Focus on Governance
What happens the day after the elections? The hard, and sometimes unglamorous work of governance. The day-to-day operations, structures, and mechanics of governance are the institutional backbone of our democracy. There are a host of organizations, such as PopVox or the Center for Technology and Civic Life which have been focused on the structure of governance. Supporting the institutions of democracy moves the conversation away from the passion of politics to the hard work of getting things done. Becoming more involved in building participatory institutions can help build sustainable structures to have a more inclusive voice across a set of policy issues.

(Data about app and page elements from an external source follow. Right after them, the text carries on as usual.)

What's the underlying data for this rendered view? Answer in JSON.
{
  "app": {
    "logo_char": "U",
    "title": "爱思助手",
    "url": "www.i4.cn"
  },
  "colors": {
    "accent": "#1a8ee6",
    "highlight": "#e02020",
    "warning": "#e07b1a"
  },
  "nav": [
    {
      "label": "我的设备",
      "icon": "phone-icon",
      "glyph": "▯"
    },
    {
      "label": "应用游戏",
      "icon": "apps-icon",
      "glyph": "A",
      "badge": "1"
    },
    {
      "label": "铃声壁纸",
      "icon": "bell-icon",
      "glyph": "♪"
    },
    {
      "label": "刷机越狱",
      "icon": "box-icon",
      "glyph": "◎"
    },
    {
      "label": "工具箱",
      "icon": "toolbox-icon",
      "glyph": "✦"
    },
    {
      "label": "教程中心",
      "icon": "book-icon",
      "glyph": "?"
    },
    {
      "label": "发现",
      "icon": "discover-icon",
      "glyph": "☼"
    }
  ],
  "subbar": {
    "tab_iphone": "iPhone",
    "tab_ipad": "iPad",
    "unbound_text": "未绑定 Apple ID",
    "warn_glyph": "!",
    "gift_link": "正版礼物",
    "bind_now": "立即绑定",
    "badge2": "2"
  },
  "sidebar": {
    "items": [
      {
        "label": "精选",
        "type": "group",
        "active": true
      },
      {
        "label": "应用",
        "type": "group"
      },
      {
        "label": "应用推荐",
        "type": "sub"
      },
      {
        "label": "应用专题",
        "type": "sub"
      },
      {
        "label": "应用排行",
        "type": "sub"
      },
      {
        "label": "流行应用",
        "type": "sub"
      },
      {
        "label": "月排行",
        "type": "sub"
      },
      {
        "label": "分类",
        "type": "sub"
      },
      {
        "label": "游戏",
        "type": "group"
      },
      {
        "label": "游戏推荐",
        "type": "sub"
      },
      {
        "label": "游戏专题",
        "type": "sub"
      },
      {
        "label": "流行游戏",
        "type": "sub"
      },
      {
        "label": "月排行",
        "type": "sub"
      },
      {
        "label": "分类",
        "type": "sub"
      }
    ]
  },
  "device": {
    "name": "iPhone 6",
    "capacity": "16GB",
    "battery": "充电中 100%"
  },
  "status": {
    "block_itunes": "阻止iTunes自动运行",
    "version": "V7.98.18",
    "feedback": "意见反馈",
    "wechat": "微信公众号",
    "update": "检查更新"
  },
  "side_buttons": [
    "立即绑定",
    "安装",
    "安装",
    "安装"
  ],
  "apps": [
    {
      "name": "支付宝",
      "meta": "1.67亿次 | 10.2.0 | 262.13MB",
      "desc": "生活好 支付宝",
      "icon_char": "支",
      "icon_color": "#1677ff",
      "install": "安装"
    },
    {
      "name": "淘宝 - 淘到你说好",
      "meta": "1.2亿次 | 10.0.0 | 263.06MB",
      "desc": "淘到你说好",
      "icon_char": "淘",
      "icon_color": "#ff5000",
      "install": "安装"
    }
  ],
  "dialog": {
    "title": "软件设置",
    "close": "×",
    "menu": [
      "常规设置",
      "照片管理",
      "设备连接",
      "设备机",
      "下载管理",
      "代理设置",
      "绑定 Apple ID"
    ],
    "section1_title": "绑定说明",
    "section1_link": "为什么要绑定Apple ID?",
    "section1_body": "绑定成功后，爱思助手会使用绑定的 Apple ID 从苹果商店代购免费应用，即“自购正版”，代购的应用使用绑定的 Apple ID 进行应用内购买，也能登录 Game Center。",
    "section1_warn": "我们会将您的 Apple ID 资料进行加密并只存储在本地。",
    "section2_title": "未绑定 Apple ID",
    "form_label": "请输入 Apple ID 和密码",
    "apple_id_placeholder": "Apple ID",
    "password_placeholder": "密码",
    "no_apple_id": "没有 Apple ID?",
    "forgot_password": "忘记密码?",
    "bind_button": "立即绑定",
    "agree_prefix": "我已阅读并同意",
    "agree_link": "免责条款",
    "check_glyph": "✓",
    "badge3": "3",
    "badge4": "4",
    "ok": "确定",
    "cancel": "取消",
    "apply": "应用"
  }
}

I’ve researched the innovations in participatory governance occurring on the local level. One especially compelling model is, participatory budgeting, which originated in Porto Alegre, Brazil. It first came to the United States in 2009, when one Chicago Alderman put $1 million dollars of his discretionary funds back to the community. Now cities across the country, including over half of the New York City Council are putting a portion of their local discretionary funds back into the hands of the people. It’s a process which supposes that community members, those who inhabit and live in places, are the ones who have the best local knowledge of where to fund projects. Community members identify local spending priorities; work directly with public officials to develop viable budget options; and turn these proposals back over to the hands of the community to vote. Importantly, voting across the country includes young people under 18 years old.
Participatory budgeting is just one example of a host governance innovations occurring at the local level, processes which demand more interaction between constituents and bureaucratic leaders. In Oregon, a “Kitchen Table” is enabling residents from across the state to contribute ideas, resources, and feedback to inform public policy. Another practice in Oregon is the Citizens Initiative Review, where a representative sampling of citizens convene for a multi-day deliberation on state ballot measures. The result is a voting guide written for the people, by the people.
We are seeing local governments across the country opening up offices to engage diverse stakeholders in problem solving. And there are a host of new technologies which offer pathways for engagement. One way is through civic crowdfunding platforms like Citizinvestor.com, which cities can use to develop public sector projects for citizen support; several cities in Rhode Island, Oregon, and Philadelphia have successfully pooled citizen resources to fund new public works.
There is a lot of pain out there, and no panacea on the horizon. But perhaps we can each in our own lives work toward a civic catharsis that benefits both us and our communities. Strengthening our civic muscles requires work and commitment. Deepening democratic participation requires effort, but the benefits are potentially transformative—both for individuals who engage and our communities.